MTHFR defects are a great example of this process. The MTHFR gene helps your body process folate (more commonly known as vitamin B-9), which the body needs to make DNA and modify proteins. Our bodies need folate to produce CoQ10, carnitine and creatine, all of which are required for reproduction. A genetic variant or mutation of the MTHFR gene can lead to idiopathic or unexplained fertility in men and women, causing azoospermia, miscarriages, and birth defects in successful pregnancies. MTHFR gene variations are common – about 50% of the populations has a mild defect in this gene, and 25% are more seriously affected. Studies have found that managing MTHFR mutations can be beneficial for people with idiopathic infertility who have already gone through failed IVF cycles. Functional medicine targets the MTHFR gene mutation by providing a patient with folate supplements and a diet rich in dark, leafy greens – both of which help the body process folate and generate the chemicals necessary for a successful pregnancy.

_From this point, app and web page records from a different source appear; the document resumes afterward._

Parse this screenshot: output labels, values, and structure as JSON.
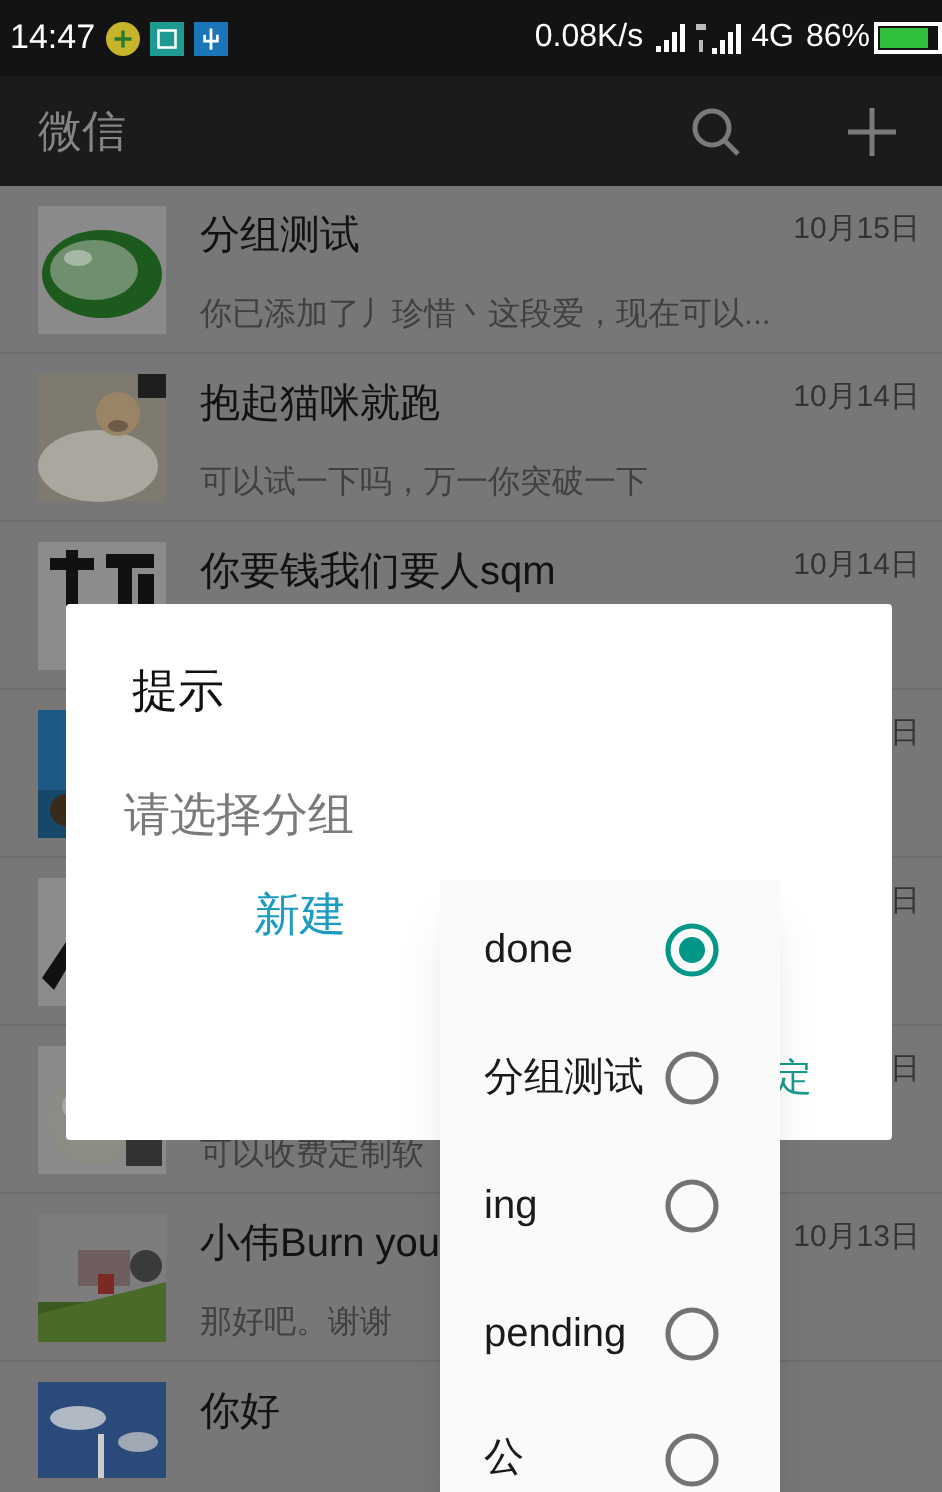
{
  "status_bar": {
    "time": "14:47",
    "net_speed": "0.08K/s",
    "network": "4G",
    "battery": "86%"
  },
  "app_bar": {
    "title": "微信"
  },
  "chats": [
    {
      "title": "分组测试",
      "preview": "你已添加了丿珍惜丶这段爱，现在可以...",
      "date": "10月15日"
    },
    {
      "title": "抱起猫咪就跑",
      "preview": "可以试一下吗，万一你突破一下",
      "date": "10月14日"
    },
    {
      "title": "你要钱我们要人sqm",
      "date": "10月14日"
    },
    {
      "date": "日"
    },
    {
      "date": "日"
    },
    {
      "preview": "可以收费定制软",
      "date": "日"
    },
    {
      "title": "小伟Burn you",
      "preview": "那好吧。谢谢",
      "date": "10月13日"
    },
    {
      "title": "你好"
    }
  ],
  "dialog": {
    "title": "提示",
    "message": "请选择分组",
    "new_button": "新建",
    "confirm_button": "定"
  },
  "menu": {
    "options": [
      {
        "label": "done",
        "selected": true
      },
      {
        "label": "分组测试",
        "selected": false
      },
      {
        "label": "ing",
        "selected": false
      },
      {
        "label": "pending",
        "selected": false
      },
      {
        "label": "公",
        "selected": false
      }
    ]
  }
}
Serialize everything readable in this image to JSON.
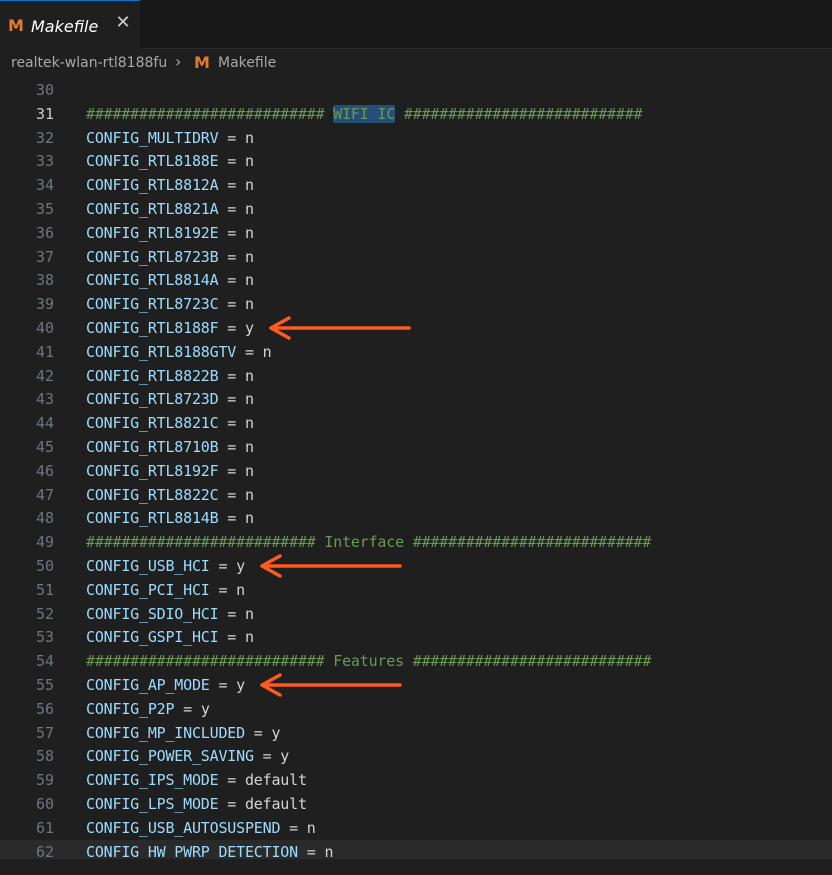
{
  "tab": {
    "icon": "makefile-icon",
    "label": "Makefile",
    "close": "✕"
  },
  "breadcrumb": {
    "folder": "realtek-wlan-rtl8188fu",
    "separator": "›",
    "file": "Makefile"
  },
  "colors": {
    "accent": "#0078d4",
    "makefile_icon": "#e37933",
    "annotation_arrow": "#ff5a1f"
  },
  "lines": [
    {
      "num": "30",
      "text": ""
    },
    {
      "num": "31",
      "comment_before": "########################### ",
      "highlight": "WIFI IC",
      "comment_after": " ###########################",
      "active": true
    },
    {
      "num": "32",
      "var": "CONFIG_MULTIDRV",
      "value": "n"
    },
    {
      "num": "33",
      "var": "CONFIG_RTL8188E",
      "value": "n"
    },
    {
      "num": "34",
      "var": "CONFIG_RTL8812A",
      "value": "n"
    },
    {
      "num": "35",
      "var": "CONFIG_RTL8821A",
      "value": "n"
    },
    {
      "num": "36",
      "var": "CONFIG_RTL8192E",
      "value": "n"
    },
    {
      "num": "37",
      "var": "CONFIG_RTL8723B",
      "value": "n"
    },
    {
      "num": "38",
      "var": "CONFIG_RTL8814A",
      "value": "n"
    },
    {
      "num": "39",
      "var": "CONFIG_RTL8723C",
      "value": "n"
    },
    {
      "num": "40",
      "var": "CONFIG_RTL8188F",
      "value": "y",
      "arrow": true
    },
    {
      "num": "41",
      "var": "CONFIG_RTL8188GTV",
      "value": "n"
    },
    {
      "num": "42",
      "var": "CONFIG_RTL8822B",
      "value": "n"
    },
    {
      "num": "43",
      "var": "CONFIG_RTL8723D",
      "value": "n"
    },
    {
      "num": "44",
      "var": "CONFIG_RTL8821C",
      "value": "n"
    },
    {
      "num": "45",
      "var": "CONFIG_RTL8710B",
      "value": "n"
    },
    {
      "num": "46",
      "var": "CONFIG_RTL8192F",
      "value": "n"
    },
    {
      "num": "47",
      "var": "CONFIG_RTL8822C",
      "value": "n"
    },
    {
      "num": "48",
      "var": "CONFIG_RTL8814B",
      "value": "n"
    },
    {
      "num": "49",
      "comment": "########################## Interface ###########################"
    },
    {
      "num": "50",
      "var": "CONFIG_USB_HCI",
      "value": "y",
      "arrow": true
    },
    {
      "num": "51",
      "var": "CONFIG_PCI_HCI",
      "value": "n"
    },
    {
      "num": "52",
      "var": "CONFIG_SDIO_HCI",
      "value": "n"
    },
    {
      "num": "53",
      "var": "CONFIG_GSPI_HCI",
      "value": "n"
    },
    {
      "num": "54",
      "comment": "########################### Features ###########################"
    },
    {
      "num": "55",
      "var": "CONFIG_AP_MODE",
      "value": "y",
      "arrow": true
    },
    {
      "num": "56",
      "var": "CONFIG_P2P",
      "value": "y"
    },
    {
      "num": "57",
      "var": "CONFIG_MP_INCLUDED",
      "value": "y"
    },
    {
      "num": "58",
      "var": "CONFIG_POWER_SAVING",
      "value": "y"
    },
    {
      "num": "59",
      "var": "CONFIG_IPS_MODE",
      "value": "default"
    },
    {
      "num": "60",
      "var": "CONFIG_LPS_MODE",
      "value": "default"
    },
    {
      "num": "61",
      "var": "CONFIG_USB_AUTOSUSPEND",
      "value": "n"
    },
    {
      "num": "62",
      "var": "CONFIG_HW_PWRP_DETECTION",
      "value": "n",
      "current": true
    }
  ]
}
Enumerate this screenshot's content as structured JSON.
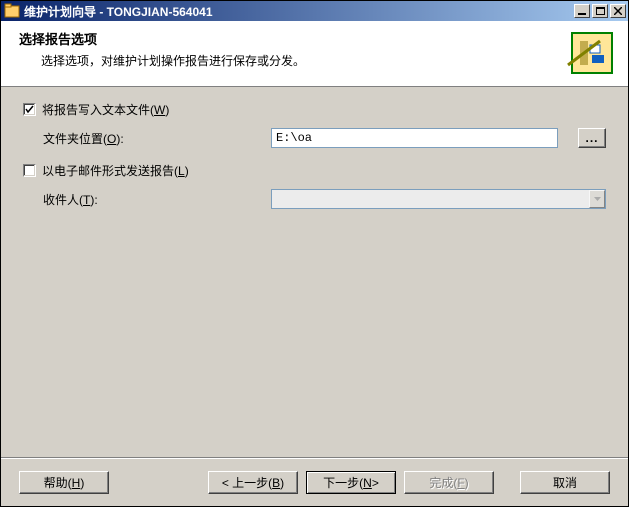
{
  "window": {
    "title": "维护计划向导 - TONGJIAN-564041"
  },
  "header": {
    "title": "选择报告选项",
    "desc": "选择选项，对维护计划操作报告进行保存或分发。"
  },
  "options": {
    "writeToFile": {
      "label_pre": "将报告写入文本文件(",
      "accel": "W",
      "label_post": ")",
      "checked": true,
      "folderLabel_pre": "文件夹位置(",
      "folderAccel": "O",
      "folderLabel_post": "):",
      "folderValue": "E:\\oa"
    },
    "emailReport": {
      "label_pre": "以电子邮件形式发送报告(",
      "accel": "L",
      "label_post": ")",
      "checked": false,
      "recipientLabel_pre": "收件人(",
      "recipientAccel": "T",
      "recipientLabel_post": "):",
      "recipientValue": ""
    }
  },
  "buttons": {
    "help_pre": "帮助(",
    "help_accel": "H",
    "help_post": ")",
    "back_pre": "< 上一步(",
    "back_accel": "B",
    "back_post": ")",
    "next_pre": "下一步(",
    "next_accel": "N",
    "next_post": " >",
    "finish_pre": "完成(",
    "finish_accel": "F",
    "finish_post": ")",
    "cancel": "取消",
    "browse": "..."
  }
}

As functional medicine practitioners, we use an evidence-based approach to target the root cause of infertility. Infertility issues created by genetic disorders are exacerbated by an unhealthy diet, not enough exercise, lack of sleep, and abnormal levels of stress. Our holistic intake process includes tests to determine which chemicals and hormones your body needs to promote fertility. However, it also includes a comprehensive assessment of your lifestyle to help pinpoint areas you can work on to improve your body’s internal balance and regulation.
We understand that life is demanding, and that genetic disorders can be incredibly hard to deal with. We work with you to create a healthy lifestyle that will get your organs and hormones working the way they should. Our end goal – the same as yours – is to get your body to a place where it can create a happy, healthy baby.